● Task requirements
Word for word, retype the tail of the data below, starting with the line that has "Convert this screenshot" and including the last line.

---------------

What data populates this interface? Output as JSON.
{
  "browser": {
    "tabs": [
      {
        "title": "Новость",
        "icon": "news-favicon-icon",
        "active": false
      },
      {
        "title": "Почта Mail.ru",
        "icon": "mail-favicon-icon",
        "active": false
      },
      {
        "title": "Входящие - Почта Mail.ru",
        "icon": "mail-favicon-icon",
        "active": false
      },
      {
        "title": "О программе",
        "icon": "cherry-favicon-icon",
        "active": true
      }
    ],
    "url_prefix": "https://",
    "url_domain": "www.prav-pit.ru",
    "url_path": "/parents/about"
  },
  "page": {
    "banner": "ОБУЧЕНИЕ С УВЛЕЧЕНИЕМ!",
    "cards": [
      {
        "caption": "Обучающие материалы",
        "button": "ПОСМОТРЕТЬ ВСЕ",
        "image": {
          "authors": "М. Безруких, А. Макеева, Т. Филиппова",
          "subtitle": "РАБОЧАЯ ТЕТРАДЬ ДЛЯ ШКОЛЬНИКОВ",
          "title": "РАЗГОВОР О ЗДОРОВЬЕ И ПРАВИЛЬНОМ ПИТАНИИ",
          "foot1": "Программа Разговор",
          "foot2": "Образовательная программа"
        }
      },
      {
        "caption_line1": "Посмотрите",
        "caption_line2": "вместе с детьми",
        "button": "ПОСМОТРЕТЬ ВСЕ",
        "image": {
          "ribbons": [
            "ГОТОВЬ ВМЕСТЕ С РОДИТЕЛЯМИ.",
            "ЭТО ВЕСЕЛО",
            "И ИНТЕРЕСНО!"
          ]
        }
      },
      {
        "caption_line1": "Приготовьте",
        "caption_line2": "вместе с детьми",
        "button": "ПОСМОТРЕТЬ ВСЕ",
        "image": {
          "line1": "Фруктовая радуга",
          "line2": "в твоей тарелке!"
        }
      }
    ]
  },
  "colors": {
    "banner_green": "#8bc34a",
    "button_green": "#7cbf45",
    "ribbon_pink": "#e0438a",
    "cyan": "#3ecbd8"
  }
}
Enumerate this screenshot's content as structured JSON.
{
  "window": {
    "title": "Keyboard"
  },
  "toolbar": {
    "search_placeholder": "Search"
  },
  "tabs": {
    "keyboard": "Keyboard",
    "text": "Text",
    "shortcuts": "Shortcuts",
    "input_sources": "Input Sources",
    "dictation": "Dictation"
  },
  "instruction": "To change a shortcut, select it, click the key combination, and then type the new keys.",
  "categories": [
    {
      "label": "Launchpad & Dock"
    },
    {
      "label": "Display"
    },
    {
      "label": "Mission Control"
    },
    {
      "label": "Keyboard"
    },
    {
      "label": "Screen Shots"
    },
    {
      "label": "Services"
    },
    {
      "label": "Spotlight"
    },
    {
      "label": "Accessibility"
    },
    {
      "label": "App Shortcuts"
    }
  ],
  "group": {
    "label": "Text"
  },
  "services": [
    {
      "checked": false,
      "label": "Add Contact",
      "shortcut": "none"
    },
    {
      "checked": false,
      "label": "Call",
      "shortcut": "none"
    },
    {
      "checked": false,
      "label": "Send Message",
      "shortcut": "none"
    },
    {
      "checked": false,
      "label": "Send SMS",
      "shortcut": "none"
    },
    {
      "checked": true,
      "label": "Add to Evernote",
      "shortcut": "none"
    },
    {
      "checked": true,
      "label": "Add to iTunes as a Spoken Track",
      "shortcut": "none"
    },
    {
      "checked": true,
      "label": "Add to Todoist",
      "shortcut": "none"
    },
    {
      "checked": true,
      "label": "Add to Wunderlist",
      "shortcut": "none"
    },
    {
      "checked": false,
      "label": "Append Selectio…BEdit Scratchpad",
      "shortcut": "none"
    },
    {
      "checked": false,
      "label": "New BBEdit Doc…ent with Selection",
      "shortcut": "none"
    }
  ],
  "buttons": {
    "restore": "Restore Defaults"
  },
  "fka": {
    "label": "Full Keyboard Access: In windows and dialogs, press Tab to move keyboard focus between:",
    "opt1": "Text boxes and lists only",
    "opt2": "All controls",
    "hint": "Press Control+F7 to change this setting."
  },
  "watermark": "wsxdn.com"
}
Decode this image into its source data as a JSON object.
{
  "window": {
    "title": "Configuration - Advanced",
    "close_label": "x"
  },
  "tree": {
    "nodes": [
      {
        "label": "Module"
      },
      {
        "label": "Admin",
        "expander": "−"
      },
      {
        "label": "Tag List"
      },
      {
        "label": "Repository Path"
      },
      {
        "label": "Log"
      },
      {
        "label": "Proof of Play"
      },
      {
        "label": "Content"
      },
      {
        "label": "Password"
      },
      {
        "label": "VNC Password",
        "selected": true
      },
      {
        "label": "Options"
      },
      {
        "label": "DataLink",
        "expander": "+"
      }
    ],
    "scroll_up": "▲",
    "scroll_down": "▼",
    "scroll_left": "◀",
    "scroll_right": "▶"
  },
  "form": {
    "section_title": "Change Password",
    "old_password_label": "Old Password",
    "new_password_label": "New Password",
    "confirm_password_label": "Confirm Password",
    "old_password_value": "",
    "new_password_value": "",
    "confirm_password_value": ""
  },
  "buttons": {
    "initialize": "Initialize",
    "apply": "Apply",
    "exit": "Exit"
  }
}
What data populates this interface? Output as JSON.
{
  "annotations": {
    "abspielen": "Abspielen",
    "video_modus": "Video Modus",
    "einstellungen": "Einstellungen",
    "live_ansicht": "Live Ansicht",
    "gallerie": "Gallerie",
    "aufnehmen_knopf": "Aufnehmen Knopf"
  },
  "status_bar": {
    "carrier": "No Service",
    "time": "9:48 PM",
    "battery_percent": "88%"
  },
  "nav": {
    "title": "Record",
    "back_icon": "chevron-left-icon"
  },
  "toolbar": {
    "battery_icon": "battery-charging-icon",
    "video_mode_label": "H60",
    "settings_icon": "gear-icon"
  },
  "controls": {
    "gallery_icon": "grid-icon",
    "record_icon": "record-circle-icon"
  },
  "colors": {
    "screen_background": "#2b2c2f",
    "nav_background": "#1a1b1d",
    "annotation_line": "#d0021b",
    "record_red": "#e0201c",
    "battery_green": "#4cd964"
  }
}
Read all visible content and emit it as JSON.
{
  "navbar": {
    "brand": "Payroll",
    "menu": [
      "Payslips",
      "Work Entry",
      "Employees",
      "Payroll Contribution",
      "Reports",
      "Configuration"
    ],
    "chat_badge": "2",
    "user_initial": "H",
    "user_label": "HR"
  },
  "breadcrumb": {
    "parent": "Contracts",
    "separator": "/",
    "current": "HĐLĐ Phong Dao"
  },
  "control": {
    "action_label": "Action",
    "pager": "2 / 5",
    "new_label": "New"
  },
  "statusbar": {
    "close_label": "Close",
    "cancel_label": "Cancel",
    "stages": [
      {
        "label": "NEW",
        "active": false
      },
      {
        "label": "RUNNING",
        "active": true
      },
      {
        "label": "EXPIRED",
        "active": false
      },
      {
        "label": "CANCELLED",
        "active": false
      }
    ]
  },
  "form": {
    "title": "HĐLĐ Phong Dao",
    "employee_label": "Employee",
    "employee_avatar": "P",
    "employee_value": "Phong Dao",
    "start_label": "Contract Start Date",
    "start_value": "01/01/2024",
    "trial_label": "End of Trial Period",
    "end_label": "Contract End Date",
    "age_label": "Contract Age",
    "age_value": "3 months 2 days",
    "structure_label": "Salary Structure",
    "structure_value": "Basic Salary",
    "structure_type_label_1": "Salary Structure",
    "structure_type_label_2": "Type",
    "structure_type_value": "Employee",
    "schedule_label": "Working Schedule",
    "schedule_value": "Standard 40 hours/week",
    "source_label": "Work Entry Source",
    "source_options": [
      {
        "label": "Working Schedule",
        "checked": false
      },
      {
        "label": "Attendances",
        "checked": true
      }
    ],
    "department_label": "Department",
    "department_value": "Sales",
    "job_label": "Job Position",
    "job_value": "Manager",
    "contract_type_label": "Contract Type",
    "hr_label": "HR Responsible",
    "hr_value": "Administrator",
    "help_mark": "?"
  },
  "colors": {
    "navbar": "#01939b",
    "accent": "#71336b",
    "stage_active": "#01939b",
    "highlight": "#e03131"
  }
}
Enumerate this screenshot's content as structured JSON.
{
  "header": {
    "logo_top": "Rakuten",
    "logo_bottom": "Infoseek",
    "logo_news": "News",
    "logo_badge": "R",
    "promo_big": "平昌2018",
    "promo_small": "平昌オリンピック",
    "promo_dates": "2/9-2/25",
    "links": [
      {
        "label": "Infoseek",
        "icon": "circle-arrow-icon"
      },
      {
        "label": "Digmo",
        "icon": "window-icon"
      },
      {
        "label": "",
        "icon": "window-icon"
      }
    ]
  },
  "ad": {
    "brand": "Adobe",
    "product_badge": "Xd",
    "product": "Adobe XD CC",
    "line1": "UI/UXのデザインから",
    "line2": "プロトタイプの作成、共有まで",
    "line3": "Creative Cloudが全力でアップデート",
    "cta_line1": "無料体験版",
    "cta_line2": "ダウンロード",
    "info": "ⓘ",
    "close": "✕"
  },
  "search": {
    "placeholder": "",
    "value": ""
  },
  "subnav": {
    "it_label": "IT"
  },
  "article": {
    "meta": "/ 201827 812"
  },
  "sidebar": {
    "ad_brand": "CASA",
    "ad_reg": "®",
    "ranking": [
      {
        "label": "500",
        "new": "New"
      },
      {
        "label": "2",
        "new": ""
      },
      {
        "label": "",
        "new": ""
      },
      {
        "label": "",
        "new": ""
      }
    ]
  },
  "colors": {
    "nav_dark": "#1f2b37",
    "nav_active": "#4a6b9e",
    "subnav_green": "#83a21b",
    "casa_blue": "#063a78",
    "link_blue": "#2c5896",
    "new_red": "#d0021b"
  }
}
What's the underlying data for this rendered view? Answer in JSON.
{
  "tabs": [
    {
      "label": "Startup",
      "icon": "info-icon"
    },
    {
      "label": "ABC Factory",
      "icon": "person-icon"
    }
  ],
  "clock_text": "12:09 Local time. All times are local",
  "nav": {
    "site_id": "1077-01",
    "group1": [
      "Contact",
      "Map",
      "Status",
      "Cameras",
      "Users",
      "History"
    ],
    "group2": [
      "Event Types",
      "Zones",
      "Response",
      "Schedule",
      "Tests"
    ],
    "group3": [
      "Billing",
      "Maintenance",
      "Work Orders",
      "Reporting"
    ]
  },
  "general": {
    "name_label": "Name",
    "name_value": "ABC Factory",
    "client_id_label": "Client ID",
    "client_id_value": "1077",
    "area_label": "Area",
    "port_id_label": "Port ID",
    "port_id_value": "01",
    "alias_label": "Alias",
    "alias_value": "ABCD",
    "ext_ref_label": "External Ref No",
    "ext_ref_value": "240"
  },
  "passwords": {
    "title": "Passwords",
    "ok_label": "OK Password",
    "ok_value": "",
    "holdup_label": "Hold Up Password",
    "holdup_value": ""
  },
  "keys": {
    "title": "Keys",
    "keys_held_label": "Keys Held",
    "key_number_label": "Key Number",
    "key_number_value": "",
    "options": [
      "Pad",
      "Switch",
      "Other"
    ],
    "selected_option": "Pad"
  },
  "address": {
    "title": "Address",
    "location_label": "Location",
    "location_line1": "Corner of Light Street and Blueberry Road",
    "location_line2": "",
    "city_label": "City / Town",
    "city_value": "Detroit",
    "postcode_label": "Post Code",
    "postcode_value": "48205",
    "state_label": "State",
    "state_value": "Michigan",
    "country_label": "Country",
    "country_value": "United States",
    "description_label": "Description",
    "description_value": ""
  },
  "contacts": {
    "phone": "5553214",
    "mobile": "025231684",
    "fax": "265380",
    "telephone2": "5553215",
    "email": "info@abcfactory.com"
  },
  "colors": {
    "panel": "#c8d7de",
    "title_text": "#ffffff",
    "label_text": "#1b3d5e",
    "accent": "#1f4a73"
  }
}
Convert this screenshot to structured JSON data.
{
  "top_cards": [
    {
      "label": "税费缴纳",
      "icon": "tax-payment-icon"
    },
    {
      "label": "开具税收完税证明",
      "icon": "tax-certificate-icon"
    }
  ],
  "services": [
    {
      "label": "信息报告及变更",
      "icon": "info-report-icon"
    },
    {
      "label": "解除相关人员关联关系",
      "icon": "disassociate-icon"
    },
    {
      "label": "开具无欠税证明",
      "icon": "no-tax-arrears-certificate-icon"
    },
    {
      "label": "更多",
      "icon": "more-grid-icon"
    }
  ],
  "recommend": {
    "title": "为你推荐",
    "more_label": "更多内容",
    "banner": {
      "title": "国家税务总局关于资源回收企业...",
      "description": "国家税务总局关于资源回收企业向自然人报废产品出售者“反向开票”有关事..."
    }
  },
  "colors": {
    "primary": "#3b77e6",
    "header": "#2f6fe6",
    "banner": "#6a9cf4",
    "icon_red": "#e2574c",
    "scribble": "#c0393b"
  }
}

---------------

● Written answer
Convert this screenshot to structured JSON data.
{
  "top_cards": [
    {
      "label": "税费缴纳",
      "icon": "tax-payment-icon"
    },
    {
      "label": "开具税收完税证明",
      "icon": "tax-certificate-icon"
    }
  ],
  "services": [
    {
      "label": "信息报告及变更",
      "icon": "info-report-icon"
    },
    {
      "label": "解除相关人员关联关系",
      "icon": "disassociate-icon"
    },
    {
      "label": "开具无欠税证明",
      "icon": "no-tax-arrears-certificate-icon"
    },
    {
      "label": "更多",
      "icon": "more-grid-icon"
    }
  ],
  "recommend": {
    "title": "为你推荐",
    "more_label": "更多内容",
    "banner": {
      "title": "国家税务总局关于资源回收企业...",
      "description": "国家税务总局关于资源回收企业向自然人报废产品出售者“反向开票”有关事..."
    }
  },
  "colors": {
    "primary": "#3b77e6",
    "header": "#2f6fe6",
    "banner": "#6a9cf4",
    "icon_red": "#e2574c",
    "scribble": "#c0393b"
  }
}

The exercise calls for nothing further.